The decision was 6-3, split along conservative and liberal lines, and sided with Kennedy. The decision affirmed that Kennedy had a constitutional right to pray following games.

Some believe this decision further entangles state and religion. It appears that this SCOTUS vote, along with recent political events such as the overturning of Roe v. Wade and cases such as Carson v. Makin (which confirmed that taxpayer dollars can be used to fund religious schools) and many others, are blurring religious and legal matters.

Justice Neil Gorsuch wrote for the majority. He stated, “Respect for religious expressions is indispensable to life in a free and diverse Republic.” The majority argument was that this respect was being violated, which was unconstitutional, harmful, and unfair.

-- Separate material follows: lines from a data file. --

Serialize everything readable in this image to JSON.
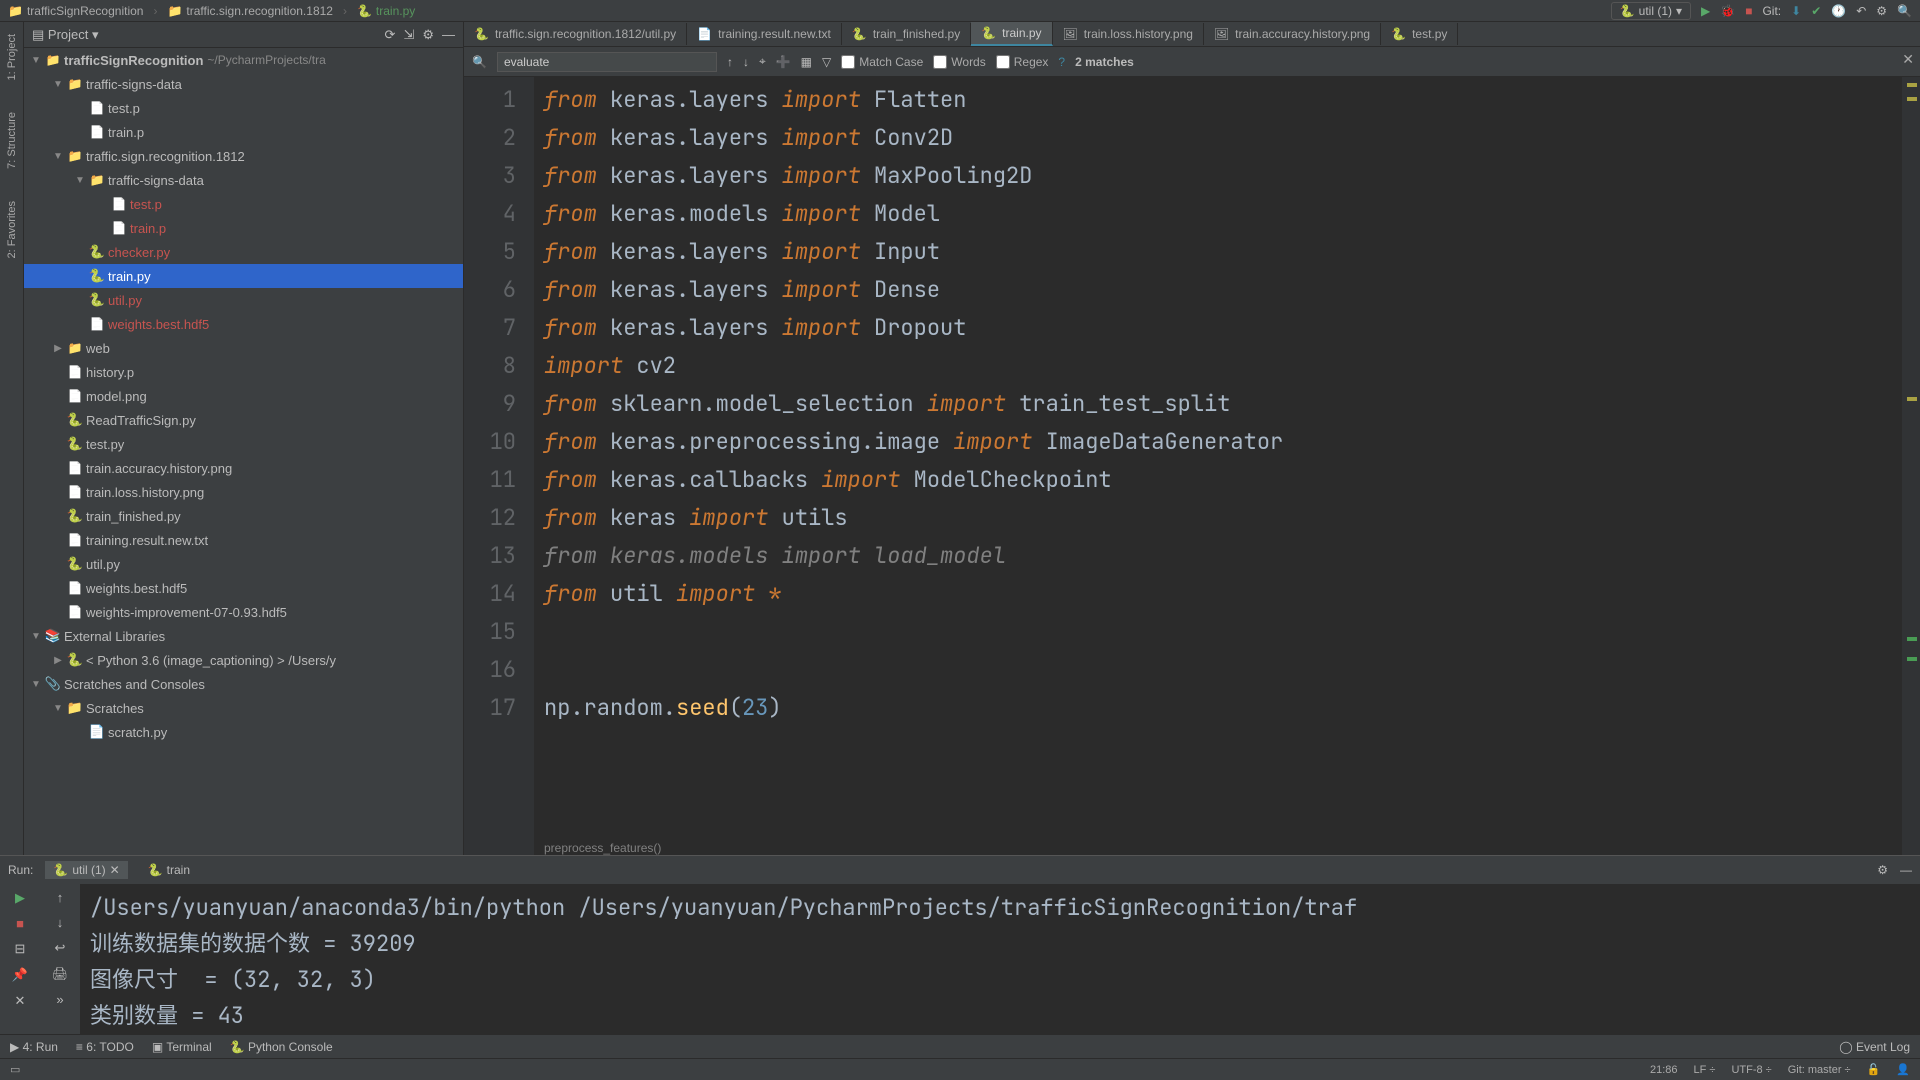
{
  "breadcrumb": {
    "root": "trafficSignRecognition",
    "mid": "traffic.sign.recognition.1812",
    "file": "train.py"
  },
  "topright": {
    "config": "util (1)",
    "git_label": "Git:"
  },
  "project": {
    "title": "Project"
  },
  "tree": {
    "root": "trafficSignRecognition",
    "root_path": "~/PycharmProjects/tra",
    "items": [
      {
        "indent": 1,
        "arrow": "▼",
        "icon": "folder",
        "label": "traffic-signs-data"
      },
      {
        "indent": 2,
        "arrow": "",
        "icon": "file",
        "label": "test.p"
      },
      {
        "indent": 2,
        "arrow": "",
        "icon": "file",
        "label": "train.p"
      },
      {
        "indent": 1,
        "arrow": "▼",
        "icon": "folder",
        "label": "traffic.sign.recognition.1812"
      },
      {
        "indent": 2,
        "arrow": "▼",
        "icon": "folder",
        "label": "traffic-signs-data"
      },
      {
        "indent": 3,
        "arrow": "",
        "icon": "file",
        "label": "test.p",
        "red": true
      },
      {
        "indent": 3,
        "arrow": "",
        "icon": "file",
        "label": "train.p",
        "red": true
      },
      {
        "indent": 2,
        "arrow": "",
        "icon": "py",
        "label": "checker.py",
        "red": true
      },
      {
        "indent": 2,
        "arrow": "",
        "icon": "py",
        "label": "train.py",
        "selected": true
      },
      {
        "indent": 2,
        "arrow": "",
        "icon": "py",
        "label": "util.py",
        "red": true
      },
      {
        "indent": 2,
        "arrow": "",
        "icon": "file",
        "label": "weights.best.hdf5",
        "red": true
      },
      {
        "indent": 1,
        "arrow": "▶",
        "icon": "folder",
        "label": "web"
      },
      {
        "indent": 1,
        "arrow": "",
        "icon": "file",
        "label": "history.p"
      },
      {
        "indent": 1,
        "arrow": "",
        "icon": "file",
        "label": "model.png"
      },
      {
        "indent": 1,
        "arrow": "",
        "icon": "py",
        "label": "ReadTrafficSign.py"
      },
      {
        "indent": 1,
        "arrow": "",
        "icon": "py",
        "label": "test.py"
      },
      {
        "indent": 1,
        "arrow": "",
        "icon": "file",
        "label": "train.accuracy.history.png"
      },
      {
        "indent": 1,
        "arrow": "",
        "icon": "file",
        "label": "train.loss.history.png"
      },
      {
        "indent": 1,
        "arrow": "",
        "icon": "py",
        "label": "train_finished.py"
      },
      {
        "indent": 1,
        "arrow": "",
        "icon": "file",
        "label": "training.result.new.txt"
      },
      {
        "indent": 1,
        "arrow": "",
        "icon": "py",
        "label": "util.py"
      },
      {
        "indent": 1,
        "arrow": "",
        "icon": "file",
        "label": "weights.best.hdf5"
      },
      {
        "indent": 1,
        "arrow": "",
        "icon": "file",
        "label": "weights-improvement-07-0.93.hdf5"
      }
    ],
    "ext_libs": "External Libraries",
    "python_env": "< Python 3.6 (image_captioning) >",
    "python_env_path": "/Users/y",
    "scratches": "Scratches and Consoles",
    "scratches_sub": "Scratches",
    "scratch_file": "scratch.py"
  },
  "tabs": [
    {
      "label": "traffic.sign.recognition.1812/util.py",
      "icon": "py"
    },
    {
      "label": "training.result.new.txt",
      "icon": "txt"
    },
    {
      "label": "train_finished.py",
      "icon": "py"
    },
    {
      "label": "train.py",
      "icon": "py",
      "active": true
    },
    {
      "label": "train.loss.history.png",
      "icon": "img"
    },
    {
      "label": "train.accuracy.history.png",
      "icon": "img"
    },
    {
      "label": "test.py",
      "icon": "py"
    }
  ],
  "search": {
    "value": "evaluate",
    "match_case": "Match Case",
    "words": "Words",
    "regex": "Regex",
    "matches": "2 matches"
  },
  "code": {
    "lines": [
      {
        "n": 1,
        "tokens": [
          {
            "t": "from ",
            "c": "kw-from"
          },
          {
            "t": "keras.layers ",
            "c": "mod"
          },
          {
            "t": "import ",
            "c": "kw-import"
          },
          {
            "t": "Flatten",
            "c": "mod"
          }
        ]
      },
      {
        "n": 2,
        "tokens": [
          {
            "t": "from ",
            "c": "kw-from"
          },
          {
            "t": "keras.layers ",
            "c": "mod"
          },
          {
            "t": "import ",
            "c": "kw-import"
          },
          {
            "t": "Conv2D",
            "c": "mod"
          }
        ]
      },
      {
        "n": 3,
        "tokens": [
          {
            "t": "from ",
            "c": "kw-from"
          },
          {
            "t": "keras.layers ",
            "c": "mod"
          },
          {
            "t": "import ",
            "c": "kw-import"
          },
          {
            "t": "MaxPooling2D",
            "c": "mod"
          }
        ]
      },
      {
        "n": 4,
        "tokens": [
          {
            "t": "from ",
            "c": "kw-from"
          },
          {
            "t": "keras.models ",
            "c": "mod"
          },
          {
            "t": "import ",
            "c": "kw-import"
          },
          {
            "t": "Model",
            "c": "mod"
          }
        ]
      },
      {
        "n": 5,
        "tokens": [
          {
            "t": "from ",
            "c": "kw-from"
          },
          {
            "t": "keras.layers ",
            "c": "mod"
          },
          {
            "t": "import ",
            "c": "kw-import"
          },
          {
            "t": "Input",
            "c": "mod"
          }
        ]
      },
      {
        "n": 6,
        "tokens": [
          {
            "t": "from ",
            "c": "kw-from"
          },
          {
            "t": "keras.layers ",
            "c": "mod"
          },
          {
            "t": "import ",
            "c": "kw-import"
          },
          {
            "t": "Dense",
            "c": "mod"
          }
        ]
      },
      {
        "n": 7,
        "tokens": [
          {
            "t": "from ",
            "c": "kw-from"
          },
          {
            "t": "keras.layers ",
            "c": "mod"
          },
          {
            "t": "import ",
            "c": "kw-import"
          },
          {
            "t": "Dropout",
            "c": "mod"
          }
        ]
      },
      {
        "n": 8,
        "tokens": [
          {
            "t": "import ",
            "c": "kw-import"
          },
          {
            "t": "cv2",
            "c": "mod"
          }
        ]
      },
      {
        "n": 9,
        "tokens": [
          {
            "t": "from ",
            "c": "kw-from"
          },
          {
            "t": "sklearn.model_selection ",
            "c": "mod"
          },
          {
            "t": "import ",
            "c": "kw-import"
          },
          {
            "t": "train_test_split",
            "c": "mod"
          }
        ]
      },
      {
        "n": 10,
        "tokens": [
          {
            "t": "from ",
            "c": "kw-from"
          },
          {
            "t": "keras.preprocessing.image ",
            "c": "mod"
          },
          {
            "t": "import ",
            "c": "kw-import"
          },
          {
            "t": "ImageDataGenerator",
            "c": "mod"
          }
        ]
      },
      {
        "n": 11,
        "tokens": [
          {
            "t": "from ",
            "c": "kw-from"
          },
          {
            "t": "keras.callbacks ",
            "c": "mod"
          },
          {
            "t": "import ",
            "c": "kw-import"
          },
          {
            "t": "ModelCheckpoint",
            "c": "mod"
          }
        ]
      },
      {
        "n": 12,
        "tokens": [
          {
            "t": "from ",
            "c": "kw-from"
          },
          {
            "t": "keras ",
            "c": "mod"
          },
          {
            "t": "import ",
            "c": "kw-import"
          },
          {
            "t": "utils",
            "c": "mod"
          }
        ]
      },
      {
        "n": 13,
        "tokens": [
          {
            "t": "from ",
            "c": "unused"
          },
          {
            "t": "keras.models ",
            "c": "unused"
          },
          {
            "t": "import ",
            "c": "unused"
          },
          {
            "t": "load_model",
            "c": "unused"
          }
        ]
      },
      {
        "n": 14,
        "tokens": [
          {
            "t": "from ",
            "c": "kw-from"
          },
          {
            "t": "util ",
            "c": "mod"
          },
          {
            "t": "import ",
            "c": "kw-import"
          },
          {
            "t": "*",
            "c": "star"
          }
        ]
      },
      {
        "n": 15,
        "tokens": []
      },
      {
        "n": 16,
        "tokens": []
      },
      {
        "n": 17,
        "tokens": [
          {
            "t": "np.random.",
            "c": "mod"
          },
          {
            "t": "seed",
            "c": "fn"
          },
          {
            "t": "(",
            "c": "mod"
          },
          {
            "t": "23",
            "c": "num"
          },
          {
            "t": ")",
            "c": "mod"
          }
        ]
      }
    ],
    "hint": "preprocess_features()"
  },
  "run": {
    "label": "Run:",
    "tabs": [
      {
        "label": "util (1)",
        "active": true
      },
      {
        "label": "train"
      }
    ],
    "console_lines": [
      "/Users/yuanyuan/anaconda3/bin/python /Users/yuanyuan/PycharmProjects/trafficSignRecognition/traf",
      "训练数据集的数据个数 = 39209",
      "图像尺寸  = (32, 32, 3)",
      "类别数量 = 43"
    ]
  },
  "bottombar": {
    "run": "4: Run",
    "todo": "6: TODO",
    "terminal": "Terminal",
    "pyconsole": "Python Console",
    "eventlog": "Event Log"
  },
  "status": {
    "pos": "21:86",
    "sep": "LF",
    "enc": "UTF-8",
    "git": "Git: master"
  },
  "left_gutter": {
    "project": "1: Project",
    "favorites": "2: Favorites",
    "structure": "7: Structure"
  }
}
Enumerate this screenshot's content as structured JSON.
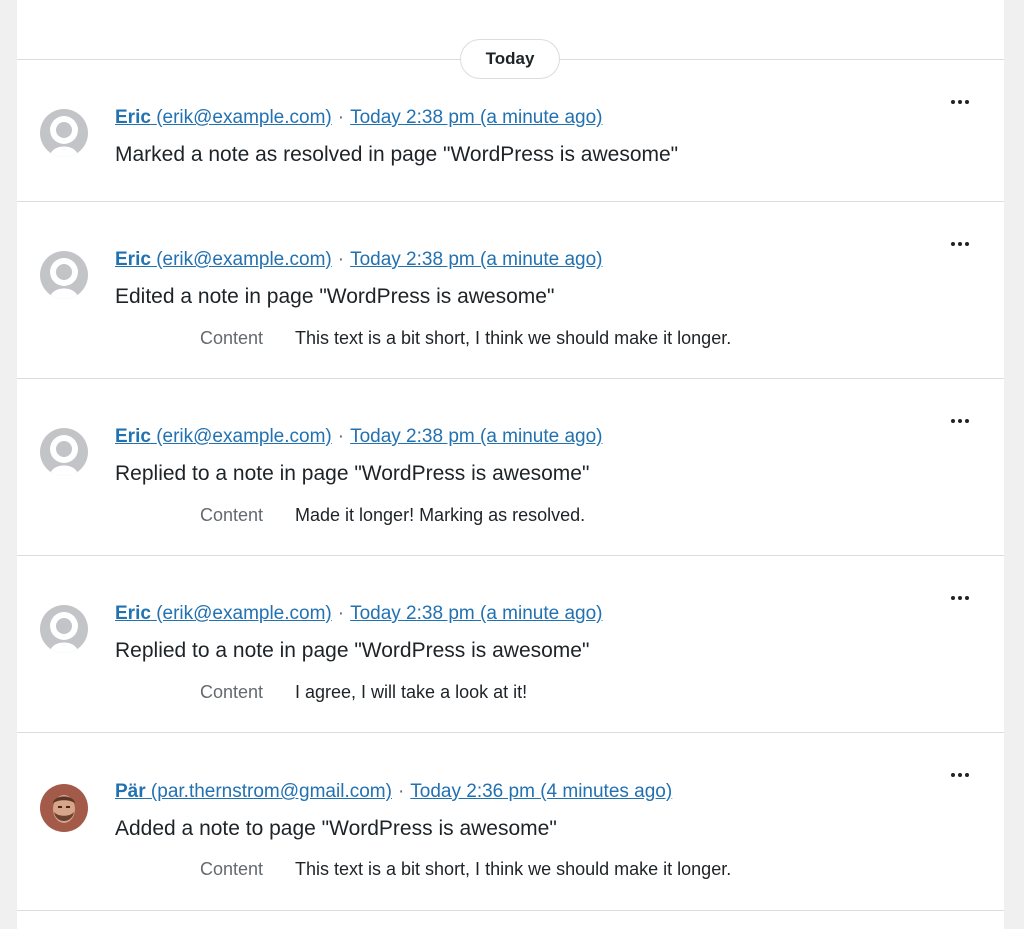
{
  "day_label": "Today",
  "entries": [
    {
      "author_name": "Eric",
      "author_email": "(erik@example.com)",
      "separator": "·",
      "time": "Today 2:38 pm (a minute ago)",
      "action": "Marked a note as resolved in page \"WordPress is awesome\"",
      "avatar": "default-avatar-icon"
    },
    {
      "author_name": "Eric",
      "author_email": "(erik@example.com)",
      "separator": "·",
      "time": "Today 2:38 pm (a minute ago)",
      "action": "Edited a note in page \"WordPress is awesome\"",
      "detail_label": "Content",
      "detail_value": "This text is a bit short, I think we should make it longer.",
      "avatar": "default-avatar-icon"
    },
    {
      "author_name": "Eric",
      "author_email": "(erik@example.com)",
      "separator": "·",
      "time": "Today 2:38 pm (a minute ago)",
      "action": "Replied to a note in page \"WordPress is awesome\"",
      "detail_label": "Content",
      "detail_value": "Made it longer! Marking as resolved.",
      "avatar": "default-avatar-icon"
    },
    {
      "author_name": "Eric",
      "author_email": "(erik@example.com)",
      "separator": "·",
      "time": "Today 2:38 pm (a minute ago)",
      "action": "Replied to a note in page \"WordPress is awesome\"",
      "detail_label": "Content",
      "detail_value": "I agree, I will take a look at it!",
      "avatar": "default-avatar-icon"
    },
    {
      "author_name": "Pär",
      "author_email": "(par.thernstrom@gmail.com)",
      "separator": "·",
      "time": "Today 2:36 pm (4 minutes ago)",
      "action": "Added a note to page \"WordPress is awesome\"",
      "detail_label": "Content",
      "detail_value": "This text is a bit short, I think we should make it longer.",
      "avatar": "user-photo-avatar"
    }
  ],
  "colors": {
    "link": "#2271b1",
    "text": "#1d2327",
    "muted": "#646970",
    "border": "#dcdcde",
    "avatar_bg": "#c3c4c7"
  }
}
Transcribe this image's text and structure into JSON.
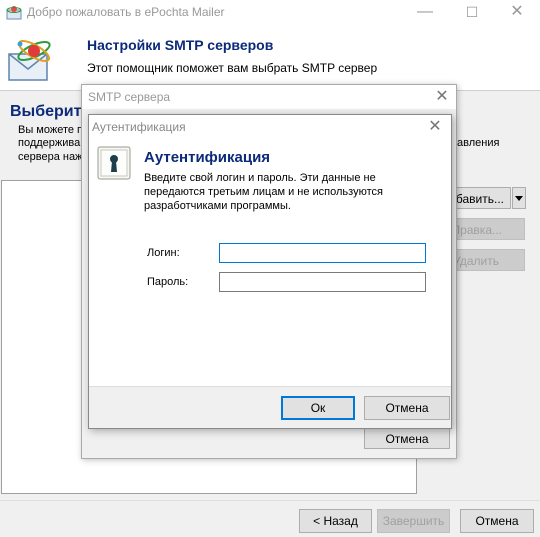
{
  "main_window": {
    "title": "Добро пожаловать в ePochta Mailer",
    "controls": {
      "minimize": "—",
      "maximize": "☐",
      "close": "✕"
    },
    "header": {
      "title": "Настройки SMTP серверов",
      "subtitle": "Этот помощник поможет вам выбрать SMTP сервер"
    },
    "step": {
      "heading": "Выберите",
      "desc_line1": "Вы можете п",
      "desc_line2": "поддержива",
      "desc_line3": "сервера наж",
      "desc_right": "авления"
    },
    "side_buttons": {
      "add": "бавить...",
      "edit": "Правка...",
      "delete": "Удалить"
    },
    "footer": {
      "back": "< Назад",
      "finish": "Завершить",
      "cancel": "Отмена"
    }
  },
  "smtp_dialog": {
    "title": "SMTP сервера",
    "cancel": "Отмена"
  },
  "auth_dialog": {
    "title": "Аутентификация",
    "heading": "Аутентификация",
    "desc_line1": "Введите свой логин и пароль. Эти данные не",
    "desc_line2": "передаются третьим лицам и не используются",
    "desc_line3": "разработчиками программы.",
    "login_label": "Логин:",
    "password_label": "Пароль:",
    "login_value": "",
    "password_value": "",
    "ok": "Ок",
    "cancel": "Отмена"
  },
  "colors": {
    "heading": "#0c2a79",
    "focus": "#0078d7"
  }
}
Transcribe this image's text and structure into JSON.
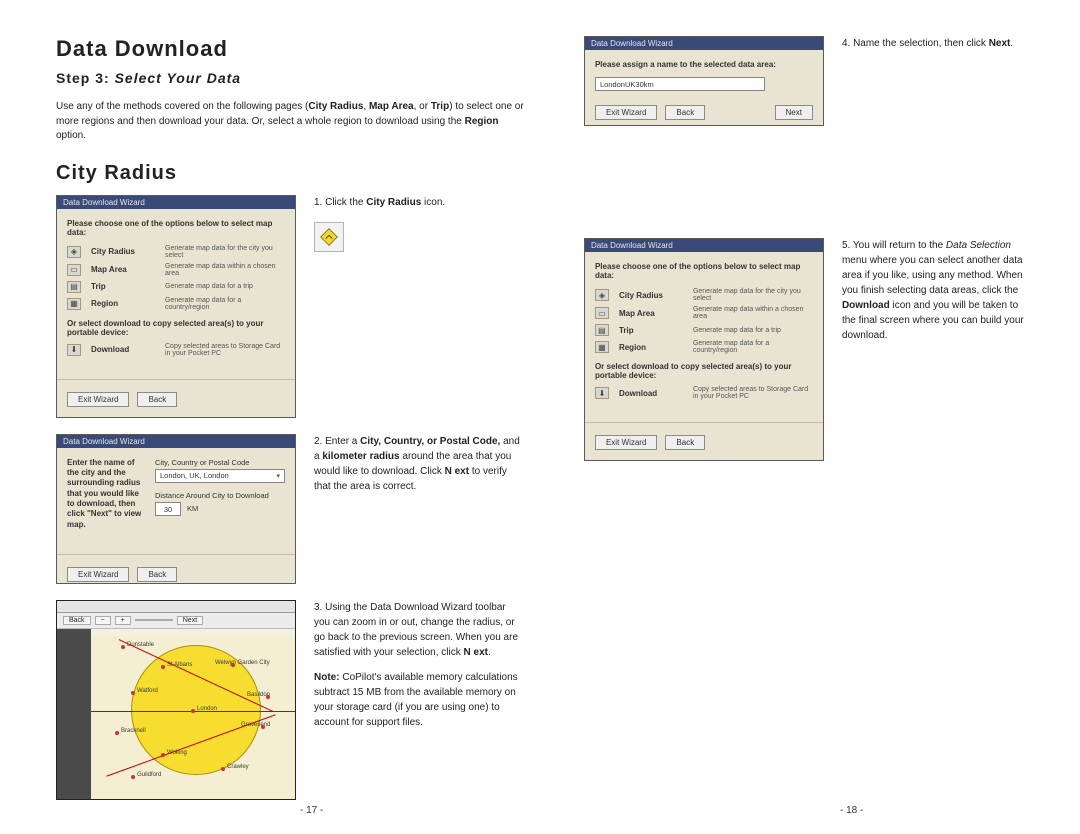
{
  "title": "Data Download",
  "step_label": "Step 3:",
  "step_title": "Select Your Data ",
  "intro_pre": "Use any of the methods covered on the following pages (",
  "intro_b1": "City Radius",
  "intro_sep1": ", ",
  "intro_b2": "Map Area",
  "intro_sep2": ", or ",
  "intro_b3": "Trip",
  "intro_post": ") to select one or more regions and then download your data. Or, select a whole region to download using the ",
  "intro_b4": "Region",
  "intro_end": " option.",
  "section": "City Radius",
  "wizard_title": "Data Download Wizard",
  "wizard_instr": "Please choose one of the options below to select map data:",
  "options": [
    {
      "label": "City Radius",
      "desc": "Generate map data for the city you select"
    },
    {
      "label": "Map Area",
      "desc": "Generate map data within a chosen area"
    },
    {
      "label": "Trip",
      "desc": "Generate map data for a trip"
    },
    {
      "label": "Region",
      "desc": "Generate map data for a country/region"
    }
  ],
  "orselect": "Or select download to copy selected area(s) to your portable device:",
  "download_label": "Download",
  "download_desc": "Copy selected areas to Storage Card in your Pocket PC",
  "btn_exit": "Exit Wizard",
  "btn_back": "Back",
  "btn_next": "Next",
  "step1_pre": "1. Click the ",
  "step1_b": "City Radius",
  "step1_post": " icon.",
  "form_leftlabel": "Enter the name of the city and the surrounding radius that you would like to download, then click \"Next\" to view map.",
  "form_ccp": "City, Country or Postal Code",
  "form_cityval": "London, UK, London",
  "form_dist_label": "Distance Around City to Download",
  "form_km_val": "30",
  "form_km_unit": "KM",
  "step2_pre": "2. Enter a ",
  "step2_b1": "City, Country, or Postal Code,",
  "step2_mid": " and a ",
  "step2_b2": "kilometer radius",
  "step2_post": " around the area that you would like to download. Click ",
  "step2_b3": "N ext",
  "step2_end": " to verify that the area is correct.",
  "maptool_back": "Back",
  "maptool_next": "Next",
  "step3_text_a": "3. Using the Data Download Wizard toolbar you can zoom in or out, change the radius, or go back to the previous screen. When you are satisfied with your selection, click ",
  "step3_b": "N ext",
  "step3_dot": ".",
  "note_label": "Note:",
  "note_text": " CoPilot's available memory calculations subtract 15 MB from the available memory on your storage card (if you are using one) to account for support files.",
  "name_instr": "Please assign a name to the selected data area:",
  "name_value": "LondonUK30km",
  "step4_pre": "4. Name the selection, then click ",
  "step4_b": "Next",
  "step4_dot": ".",
  "step5_pre": "5. You will return to the ",
  "step5_i": "Data Selection",
  "step5_mid": " menu where you can select another data area if you like, using any method. When you finish selecting data areas, click the ",
  "step5_b": "Download",
  "step5_end": " icon and you will be taken to the final screen where you can build your download.",
  "page_left": "- 17 -",
  "page_right": "- 18 -"
}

Dissenting Justice Sonia Sotomayor, a liberal justice, wrote that “the majority had gone astray by prioritizing the religious rights of a school official over those of his students”. She explained that the students could easily feel pressured or uncomfortable, and that therefore Kennedy’s prayers were not constitutionally protected.

Uniquely, the dissent written by Justice Sotomayor also contained multiple photographs of Kennedy and his students during prayer.

Kennedy prayed alongside school football players for eight years before the loss of his job. (Photo used in dissenting opinion.) (supremecourt.gov)

The court disagreed on whether the actions school officials take during work hours both as a coach and a teacher can be considered official conduct. They also disagreed on whether Kennedy’s actions were seen as an unofficial representation of the school.

Kennedy was overjoyed by the SCOTUS ruling. He said the initial loss of his job and relating case proved to be a “long battle” for him and his family.

“I thank God for answering our prayers,” he said.